What body of water did he cross?
Gottfried Wilhelm Leibniz, born 1 Jul 1646, was a German philosopher, mathematician, and political adviser. Through meeting with such scholars as Christian Huygens in Paris and with members of the Royal Society, including Robert Boyle, during two trips to London in 1673 and 1676, Leibniz was introduced to the outstanding problems challenging the mathematicians and physicists of Europe. He independently discovered (published 1684) certain mathematical procedures, but became involved in a bitter priority dispute with Isaac Newton, whose similar ideas were developed earlier (1665), but published later (1687).
What mathematical idea did they independently invent?
Deaths

A U.S. engineer and architect (1895-1983) developed the geodesic dome, the only large dome that can be set directly on the ground as a complete structure, and the only practical kind of building that has no limiting dimensions.
Can you name this man?

An American inventor of the vulcanization process (1800-1860) made possible the commercial use of rubber. Originally the use of rubber was limited since it would freeze hard in winter and become gummy in summer. After years of persistent experimentation, he mixed and baked sulfur and rubber together, creating a tough, cured compound that could withstand the heat and stress. A rubber company was named in his honour.
Can you name this man?
Events

On 1 Jul 1886, the first machine of its type was put into commercial use in the U.S. when it was installed at the Tribune newspaper of New York City
What machine was this?

On 1 Jul of a certain year, the first completely automatic bread plant in the U.S. was opened by the Ward Baking Company of Chicago, Illinois. The dough was not touched, nor the bread handled until it was placed on the wrapping machine.
In what decade was this?

Answers

When you have your answers ready to all the questions above, you'll find all the information to check them, and more, on the July 1 web page of Today in Science History. Or, try this link first for just the brief answers.

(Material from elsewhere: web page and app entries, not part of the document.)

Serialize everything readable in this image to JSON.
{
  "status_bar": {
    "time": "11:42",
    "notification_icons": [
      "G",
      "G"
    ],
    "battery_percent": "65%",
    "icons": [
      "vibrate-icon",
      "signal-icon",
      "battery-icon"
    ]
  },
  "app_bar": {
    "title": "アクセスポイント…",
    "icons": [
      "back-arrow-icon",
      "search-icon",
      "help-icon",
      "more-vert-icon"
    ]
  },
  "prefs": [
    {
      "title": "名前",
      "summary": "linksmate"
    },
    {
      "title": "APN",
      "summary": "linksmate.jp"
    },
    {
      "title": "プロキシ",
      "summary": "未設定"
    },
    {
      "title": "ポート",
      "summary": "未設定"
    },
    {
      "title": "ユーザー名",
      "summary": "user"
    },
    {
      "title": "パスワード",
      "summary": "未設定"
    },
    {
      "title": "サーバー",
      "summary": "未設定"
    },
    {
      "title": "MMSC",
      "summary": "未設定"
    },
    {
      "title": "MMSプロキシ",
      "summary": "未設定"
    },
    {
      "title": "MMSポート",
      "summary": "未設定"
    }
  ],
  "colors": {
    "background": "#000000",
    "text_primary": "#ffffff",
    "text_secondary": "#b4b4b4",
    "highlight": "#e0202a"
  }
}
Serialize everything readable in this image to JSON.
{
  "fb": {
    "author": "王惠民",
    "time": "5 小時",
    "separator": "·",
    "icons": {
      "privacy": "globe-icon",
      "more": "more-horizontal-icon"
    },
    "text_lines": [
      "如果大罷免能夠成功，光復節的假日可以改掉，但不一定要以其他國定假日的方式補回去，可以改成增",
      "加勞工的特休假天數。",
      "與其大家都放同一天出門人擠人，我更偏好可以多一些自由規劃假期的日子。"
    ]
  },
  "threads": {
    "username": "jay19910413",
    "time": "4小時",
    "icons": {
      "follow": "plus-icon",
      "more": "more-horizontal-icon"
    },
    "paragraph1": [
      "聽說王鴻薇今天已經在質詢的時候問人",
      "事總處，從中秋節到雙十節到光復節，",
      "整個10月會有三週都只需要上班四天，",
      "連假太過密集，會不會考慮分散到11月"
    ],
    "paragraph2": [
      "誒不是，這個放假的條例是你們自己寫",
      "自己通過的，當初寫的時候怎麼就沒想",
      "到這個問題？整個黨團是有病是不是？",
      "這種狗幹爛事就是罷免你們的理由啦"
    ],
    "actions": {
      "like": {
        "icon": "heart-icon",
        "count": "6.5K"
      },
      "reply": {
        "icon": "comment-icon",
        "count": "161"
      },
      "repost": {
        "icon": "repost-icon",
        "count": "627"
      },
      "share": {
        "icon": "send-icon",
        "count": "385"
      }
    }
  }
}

Fast answers for the previous newsletter for June 30: Australia; Charles Darwin; Audion vacuum tube - a triode; argon; to keep the super-accurate atomic clocks in step with the Earth's rotation; the decade including the year 1953; solar eclipse.

Feedback
If you enjoy this newsletter, the website, or wish to offer encouragement or ideas, please send feedback by using your mail reader Reply button.


--
If you do not want to receive any more newsletters, Unsubscribe

To update your preferences and to unsubscribe visit this link

Δεν υπάρχουν σχόλια:

Δημοσίευση σχολίου